== Exercise instructions ==
Only a number is wanted: how many lines in the records below contain "username"?

== Material for this exercise ==
[Start of section]
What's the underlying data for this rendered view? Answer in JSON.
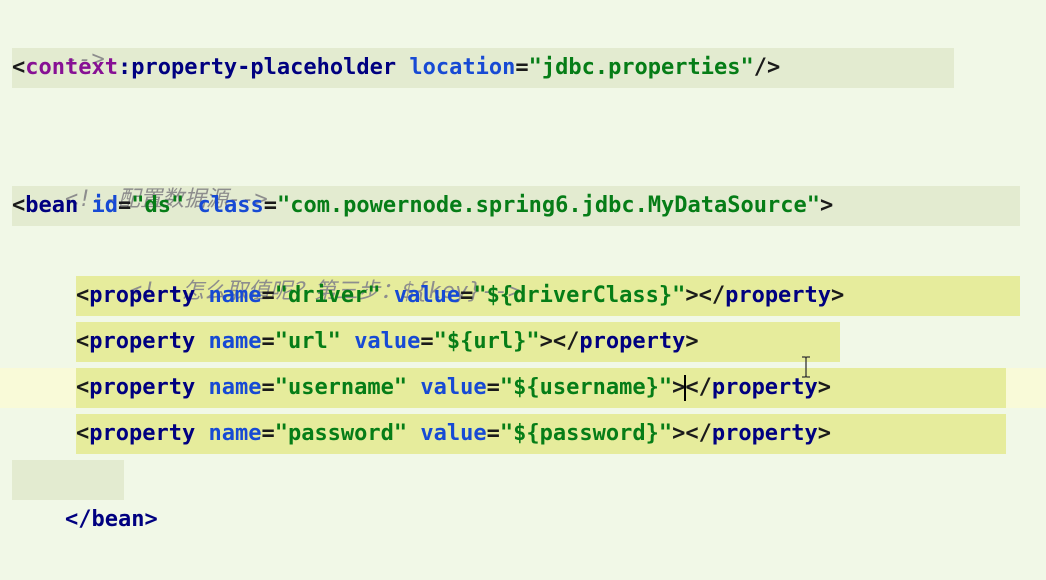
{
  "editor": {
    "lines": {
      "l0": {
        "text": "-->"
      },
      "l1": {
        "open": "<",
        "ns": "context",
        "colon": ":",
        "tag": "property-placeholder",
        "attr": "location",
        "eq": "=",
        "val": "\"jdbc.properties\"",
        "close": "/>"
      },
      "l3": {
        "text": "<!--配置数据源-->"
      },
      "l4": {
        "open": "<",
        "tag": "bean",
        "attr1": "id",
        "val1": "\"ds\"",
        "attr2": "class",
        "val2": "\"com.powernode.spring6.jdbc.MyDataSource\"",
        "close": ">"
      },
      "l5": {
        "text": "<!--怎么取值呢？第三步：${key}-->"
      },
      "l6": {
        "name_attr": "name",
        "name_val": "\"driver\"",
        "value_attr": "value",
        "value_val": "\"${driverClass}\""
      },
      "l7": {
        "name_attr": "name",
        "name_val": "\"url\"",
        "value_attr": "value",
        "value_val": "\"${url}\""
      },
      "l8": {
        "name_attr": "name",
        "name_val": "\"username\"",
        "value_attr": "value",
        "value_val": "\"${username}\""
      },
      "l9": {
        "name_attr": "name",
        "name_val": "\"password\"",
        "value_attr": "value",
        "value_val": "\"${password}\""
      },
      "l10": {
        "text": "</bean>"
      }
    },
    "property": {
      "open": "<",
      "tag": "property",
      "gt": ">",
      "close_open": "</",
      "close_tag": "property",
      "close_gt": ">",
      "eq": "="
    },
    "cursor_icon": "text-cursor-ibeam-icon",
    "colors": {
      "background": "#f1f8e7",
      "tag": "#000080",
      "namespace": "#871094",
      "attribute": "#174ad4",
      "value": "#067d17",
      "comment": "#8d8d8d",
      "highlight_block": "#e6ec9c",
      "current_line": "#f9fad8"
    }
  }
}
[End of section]
== Response ==
2